Segment Start: RECORD EXCERPTS

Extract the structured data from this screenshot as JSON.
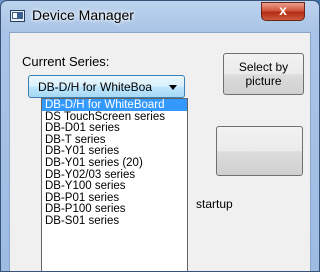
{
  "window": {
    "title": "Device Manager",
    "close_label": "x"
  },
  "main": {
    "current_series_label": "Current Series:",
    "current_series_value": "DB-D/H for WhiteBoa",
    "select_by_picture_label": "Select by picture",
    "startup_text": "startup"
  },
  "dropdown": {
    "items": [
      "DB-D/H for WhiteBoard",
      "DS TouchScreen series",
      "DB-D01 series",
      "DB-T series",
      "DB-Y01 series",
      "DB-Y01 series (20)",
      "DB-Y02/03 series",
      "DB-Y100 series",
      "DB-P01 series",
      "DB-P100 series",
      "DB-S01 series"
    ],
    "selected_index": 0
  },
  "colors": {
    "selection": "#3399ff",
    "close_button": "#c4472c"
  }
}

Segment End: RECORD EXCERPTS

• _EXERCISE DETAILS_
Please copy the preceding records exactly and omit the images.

• _SOLUTION_
Extract the structured data from this screenshot as JSON.
{
  "window": {
    "title": "Device Manager",
    "close_label": "x"
  },
  "main": {
    "current_series_label": "Current Series:",
    "current_series_value": "DB-D/H for WhiteBoa",
    "select_by_picture_label": "Select by picture",
    "startup_text": "startup"
  },
  "dropdown": {
    "items": [
      "DB-D/H for WhiteBoard",
      "DS TouchScreen series",
      "DB-D01 series",
      "DB-T series",
      "DB-Y01 series",
      "DB-Y01 series (20)",
      "DB-Y02/03 series",
      "DB-Y100 series",
      "DB-P01 series",
      "DB-P100 series",
      "DB-S01 series"
    ],
    "selected_index": 0
  },
  "colors": {
    "selection": "#3399ff",
    "close_button": "#c4472c"
  }
}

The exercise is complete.